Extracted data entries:
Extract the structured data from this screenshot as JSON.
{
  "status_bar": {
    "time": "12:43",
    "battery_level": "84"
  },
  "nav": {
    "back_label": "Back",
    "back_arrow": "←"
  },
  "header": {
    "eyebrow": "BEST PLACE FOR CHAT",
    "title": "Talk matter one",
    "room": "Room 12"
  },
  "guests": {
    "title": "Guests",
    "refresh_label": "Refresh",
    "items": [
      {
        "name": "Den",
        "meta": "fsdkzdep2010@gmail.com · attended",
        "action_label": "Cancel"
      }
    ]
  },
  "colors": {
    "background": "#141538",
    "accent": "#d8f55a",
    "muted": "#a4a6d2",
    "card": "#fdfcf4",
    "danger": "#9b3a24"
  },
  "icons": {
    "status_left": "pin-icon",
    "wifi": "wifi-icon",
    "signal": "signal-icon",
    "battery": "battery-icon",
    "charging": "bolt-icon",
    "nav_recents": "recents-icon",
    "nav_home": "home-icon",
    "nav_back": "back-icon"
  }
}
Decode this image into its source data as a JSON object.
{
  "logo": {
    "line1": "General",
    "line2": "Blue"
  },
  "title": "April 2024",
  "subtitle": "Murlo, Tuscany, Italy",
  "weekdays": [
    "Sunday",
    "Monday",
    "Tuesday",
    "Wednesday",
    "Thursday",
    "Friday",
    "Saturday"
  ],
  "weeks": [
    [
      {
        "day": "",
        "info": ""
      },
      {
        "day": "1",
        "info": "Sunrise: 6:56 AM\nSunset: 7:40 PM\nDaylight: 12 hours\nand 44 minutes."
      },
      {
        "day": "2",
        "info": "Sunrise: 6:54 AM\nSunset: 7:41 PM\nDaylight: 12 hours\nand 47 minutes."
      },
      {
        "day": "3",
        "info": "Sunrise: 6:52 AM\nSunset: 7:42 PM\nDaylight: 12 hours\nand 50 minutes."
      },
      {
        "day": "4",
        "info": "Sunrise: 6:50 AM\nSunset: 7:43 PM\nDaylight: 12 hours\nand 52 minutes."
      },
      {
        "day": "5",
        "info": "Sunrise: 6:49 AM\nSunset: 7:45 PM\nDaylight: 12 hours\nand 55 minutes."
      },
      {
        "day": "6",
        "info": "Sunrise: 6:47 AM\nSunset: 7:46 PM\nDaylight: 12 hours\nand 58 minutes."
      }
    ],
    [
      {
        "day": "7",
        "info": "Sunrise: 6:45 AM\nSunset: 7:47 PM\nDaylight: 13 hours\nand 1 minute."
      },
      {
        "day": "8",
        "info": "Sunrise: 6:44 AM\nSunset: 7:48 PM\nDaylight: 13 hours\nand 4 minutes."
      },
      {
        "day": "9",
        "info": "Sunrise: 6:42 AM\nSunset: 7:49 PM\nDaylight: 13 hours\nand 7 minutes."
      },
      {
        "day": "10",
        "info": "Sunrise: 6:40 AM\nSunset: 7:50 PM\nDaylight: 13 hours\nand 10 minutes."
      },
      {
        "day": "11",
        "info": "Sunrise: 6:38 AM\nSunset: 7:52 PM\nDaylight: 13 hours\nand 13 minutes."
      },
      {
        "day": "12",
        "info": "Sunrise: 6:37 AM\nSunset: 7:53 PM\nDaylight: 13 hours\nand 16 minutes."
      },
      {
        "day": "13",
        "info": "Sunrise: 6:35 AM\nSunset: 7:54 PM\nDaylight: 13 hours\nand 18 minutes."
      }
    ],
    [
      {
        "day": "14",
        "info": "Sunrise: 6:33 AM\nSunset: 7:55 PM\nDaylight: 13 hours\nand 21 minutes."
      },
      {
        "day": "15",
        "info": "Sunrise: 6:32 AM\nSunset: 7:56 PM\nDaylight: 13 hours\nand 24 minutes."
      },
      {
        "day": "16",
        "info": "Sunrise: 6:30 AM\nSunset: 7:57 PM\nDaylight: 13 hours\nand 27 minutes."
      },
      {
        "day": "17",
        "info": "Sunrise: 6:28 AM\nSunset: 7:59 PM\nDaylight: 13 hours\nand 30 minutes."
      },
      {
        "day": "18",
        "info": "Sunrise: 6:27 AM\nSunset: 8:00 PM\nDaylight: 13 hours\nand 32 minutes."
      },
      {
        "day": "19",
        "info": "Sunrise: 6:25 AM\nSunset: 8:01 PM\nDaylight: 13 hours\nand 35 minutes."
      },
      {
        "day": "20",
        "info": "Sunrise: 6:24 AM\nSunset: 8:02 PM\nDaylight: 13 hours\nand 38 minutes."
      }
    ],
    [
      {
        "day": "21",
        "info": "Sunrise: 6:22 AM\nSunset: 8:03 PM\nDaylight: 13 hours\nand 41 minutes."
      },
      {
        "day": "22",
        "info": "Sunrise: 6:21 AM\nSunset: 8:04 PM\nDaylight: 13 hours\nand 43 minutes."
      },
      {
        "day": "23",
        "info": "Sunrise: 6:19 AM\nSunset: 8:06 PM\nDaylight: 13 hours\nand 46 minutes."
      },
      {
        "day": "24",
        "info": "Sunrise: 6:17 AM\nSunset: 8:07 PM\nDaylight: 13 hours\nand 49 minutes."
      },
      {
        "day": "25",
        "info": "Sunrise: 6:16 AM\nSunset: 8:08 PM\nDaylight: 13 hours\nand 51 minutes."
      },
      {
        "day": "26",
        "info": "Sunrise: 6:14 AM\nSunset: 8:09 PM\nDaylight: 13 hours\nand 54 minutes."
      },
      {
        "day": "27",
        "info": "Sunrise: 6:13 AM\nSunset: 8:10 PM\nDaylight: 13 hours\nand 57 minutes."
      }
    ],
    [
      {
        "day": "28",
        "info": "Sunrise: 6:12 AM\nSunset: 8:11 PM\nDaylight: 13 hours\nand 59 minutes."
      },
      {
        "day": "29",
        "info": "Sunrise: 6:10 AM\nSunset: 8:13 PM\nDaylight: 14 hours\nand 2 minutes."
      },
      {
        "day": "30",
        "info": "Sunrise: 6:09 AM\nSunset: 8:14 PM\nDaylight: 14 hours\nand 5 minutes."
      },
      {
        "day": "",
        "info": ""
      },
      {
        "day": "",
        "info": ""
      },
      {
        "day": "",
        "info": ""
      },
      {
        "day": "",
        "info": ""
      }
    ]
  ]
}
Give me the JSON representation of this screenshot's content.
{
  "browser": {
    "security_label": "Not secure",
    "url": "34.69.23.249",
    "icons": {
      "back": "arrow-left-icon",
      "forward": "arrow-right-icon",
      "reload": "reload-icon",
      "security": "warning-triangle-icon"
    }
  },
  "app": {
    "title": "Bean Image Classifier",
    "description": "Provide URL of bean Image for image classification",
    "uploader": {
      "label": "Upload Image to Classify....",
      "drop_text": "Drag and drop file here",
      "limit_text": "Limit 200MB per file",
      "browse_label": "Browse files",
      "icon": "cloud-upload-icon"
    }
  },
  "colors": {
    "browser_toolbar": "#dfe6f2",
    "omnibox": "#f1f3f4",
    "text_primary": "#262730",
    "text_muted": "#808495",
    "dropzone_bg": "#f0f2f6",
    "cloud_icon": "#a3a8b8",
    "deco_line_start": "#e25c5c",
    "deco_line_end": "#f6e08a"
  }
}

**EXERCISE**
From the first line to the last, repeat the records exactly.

**OUTPUT FOR THIS TASK**
Extract the structured data from this screenshot as JSON.
{
  "status_bar": {
    "time": "12:43",
    "battery_level": "84"
  },
  "nav": {
    "back_label": "Back",
    "back_arrow": "←"
  },
  "header": {
    "eyebrow": "BEST PLACE FOR CHAT",
    "title": "Talk matter one",
    "room": "Room 12"
  },
  "guests": {
    "title": "Guests",
    "refresh_label": "Refresh",
    "items": [
      {
        "name": "Den",
        "meta": "fsdkzdep2010@gmail.com · attended",
        "action_label": "Cancel"
      }
    ]
  },
  "colors": {
    "background": "#141538",
    "accent": "#d8f55a",
    "muted": "#a4a6d2",
    "card": "#fdfcf4",
    "danger": "#9b3a24"
  },
  "icons": {
    "status_left": "pin-icon",
    "wifi": "wifi-icon",
    "signal": "signal-icon",
    "battery": "battery-icon",
    "charging": "bolt-icon",
    "nav_recents": "recents-icon",
    "nav_home": "home-icon",
    "nav_back": "back-icon"
  }
}
Decode this image into its source data as a JSON object.
{
  "logo": {
    "line1": "General",
    "line2": "Blue"
  },
  "title": "April 2024",
  "subtitle": "Murlo, Tuscany, Italy",
  "weekdays": [
    "Sunday",
    "Monday",
    "Tuesday",
    "Wednesday",
    "Thursday",
    "Friday",
    "Saturday"
  ],
  "weeks": [
    [
      {
        "day": "",
        "info": ""
      },
      {
        "day": "1",
        "info": "Sunrise: 6:56 AM\nSunset: 7:40 PM\nDaylight: 12 hours\nand 44 minutes."
      },
      {
        "day": "2",
        "info": "Sunrise: 6:54 AM\nSunset: 7:41 PM\nDaylight: 12 hours\nand 47 minutes."
      },
      {
        "day": "3",
        "info": "Sunrise: 6:52 AM\nSunset: 7:42 PM\nDaylight: 12 hours\nand 50 minutes."
      },
      {
        "day": "4",
        "info": "Sunrise: 6:50 AM\nSunset: 7:43 PM\nDaylight: 12 hours\nand 52 minutes."
      },
      {
        "day": "5",
        "info": "Sunrise: 6:49 AM\nSunset: 7:45 PM\nDaylight: 12 hours\nand 55 minutes."
      },
      {
        "day": "6",
        "info": "Sunrise: 6:47 AM\nSunset: 7:46 PM\nDaylight: 12 hours\nand 58 minutes."
      }
    ],
    [
      {
        "day": "7",
        "info": "Sunrise: 6:45 AM\nSunset: 7:47 PM\nDaylight: 13 hours\nand 1 minute."
      },
      {
        "day": "8",
        "info": "Sunrise: 6:44 AM\nSunset: 7:48 PM\nDaylight: 13 hours\nand 4 minutes."
      },
      {
        "day": "9",
        "info": "Sunrise: 6:42 AM\nSunset: 7:49 PM\nDaylight: 13 hours\nand 7 minutes."
      },
      {
        "day": "10",
        "info": "Sunrise: 6:40 AM\nSunset: 7:50 PM\nDaylight: 13 hours\nand 10 minutes."
      },
      {
        "day": "11",
        "info": "Sunrise: 6:38 AM\nSunset: 7:52 PM\nDaylight: 13 hours\nand 13 minutes."
      },
      {
        "day": "12",
        "info": "Sunrise: 6:37 AM\nSunset: 7:53 PM\nDaylight: 13 hours\nand 16 minutes."
      },
      {
        "day": "13",
        "info": "Sunrise: 6:35 AM\nSunset: 7:54 PM\nDaylight: 13 hours\nand 18 minutes."
      }
    ],
    [
      {
        "day": "14",
        "info": "Sunrise: 6:33 AM\nSunset: 7:55 PM\nDaylight: 13 hours\nand 21 minutes."
      },
      {
        "day": "15",
        "info": "Sunrise: 6:32 AM\nSunset: 7:56 PM\nDaylight: 13 hours\nand 24 minutes."
      },
      {
        "day": "16",
        "info": "Sunrise: 6:30 AM\nSunset: 7:57 PM\nDaylight: 13 hours\nand 27 minutes."
      },
      {
        "day": "17",
        "info": "Sunrise: 6:28 AM\nSunset: 7:59 PM\nDaylight: 13 hours\nand 30 minutes."
      },
      {
        "day": "18",
        "info": "Sunrise: 6:27 AM\nSunset: 8:00 PM\nDaylight: 13 hours\nand 32 minutes."
      },
      {
        "day": "19",
        "info": "Sunrise: 6:25 AM\nSunset: 8:01 PM\nDaylight: 13 hours\nand 35 minutes."
      },
      {
        "day": "20",
        "info": "Sunrise: 6:24 AM\nSunset: 8:02 PM\nDaylight: 13 hours\nand 38 minutes."
      }
    ],
    [
      {
        "day": "21",
        "info": "Sunrise: 6:22 AM\nSunset: 8:03 PM\nDaylight: 13 hours\nand 41 minutes."
      },
      {
        "day": "22",
        "info": "Sunrise: 6:21 AM\nSunset: 8:04 PM\nDaylight: 13 hours\nand 43 minutes."
      },
      {
        "day": "23",
        "info": "Sunrise: 6:19 AM\nSunset: 8:06 PM\nDaylight: 13 hours\nand 46 minutes."
      },
      {
        "day": "24",
        "info": "Sunrise: 6:17 AM\nSunset: 8:07 PM\nDaylight: 13 hours\nand 49 minutes."
      },
      {
        "day": "25",
        "info": "Sunrise: 6:16 AM\nSunset: 8:08 PM\nDaylight: 13 hours\nand 51 minutes."
      },
      {
        "day": "26",
        "info": "Sunrise: 6:14 AM\nSunset: 8:09 PM\nDaylight: 13 hours\nand 54 minutes."
      },
      {
        "day": "27",
        "info": "Sunrise: 6:13 AM\nSunset: 8:10 PM\nDaylight: 13 hours\nand 57 minutes."
      }
    ],
    [
      {
        "day": "28",
        "info": "Sunrise: 6:12 AM\nSunset: 8:11 PM\nDaylight: 13 hours\nand 59 minutes."
      },
      {
        "day": "29",
        "info": "Sunrise: 6:10 AM\nSunset: 8:13 PM\nDaylight: 14 hours\nand 2 minutes."
      },
      {
        "day": "30",
        "info": "Sunrise: 6:09 AM\nSunset: 8:14 PM\nDaylight: 14 hours\nand 5 minutes."
      },
      {
        "day": "",
        "info": ""
      },
      {
        "day": "",
        "info": ""
      },
      {
        "day": "",
        "info": ""
      },
      {
        "day": "",
        "info": ""
      }
    ]
  ]
}
Give me the JSON representation of this screenshot's content.
{
  "browser": {
    "security_label": "Not secure",
    "url": "34.69.23.249",
    "icons": {
      "back": "arrow-left-icon",
      "forward": "arrow-right-icon",
      "reload": "reload-icon",
      "security": "warning-triangle-icon"
    }
  },
  "app": {
    "title": "Bean Image Classifier",
    "description": "Provide URL of bean Image for image classification",
    "uploader": {
      "label": "Upload Image to Classify....",
      "drop_text": "Drag and drop file here",
      "limit_text": "Limit 200MB per file",
      "browse_label": "Browse files",
      "icon": "cloud-upload-icon"
    }
  },
  "colors": {
    "browser_toolbar": "#dfe6f2",
    "omnibox": "#f1f3f4",
    "text_primary": "#262730",
    "text_muted": "#808495",
    "dropzone_bg": "#f0f2f6",
    "cloud_icon": "#a3a8b8",
    "deco_line_start": "#e25c5c",
    "deco_line_end": "#f6e08a"
  }
}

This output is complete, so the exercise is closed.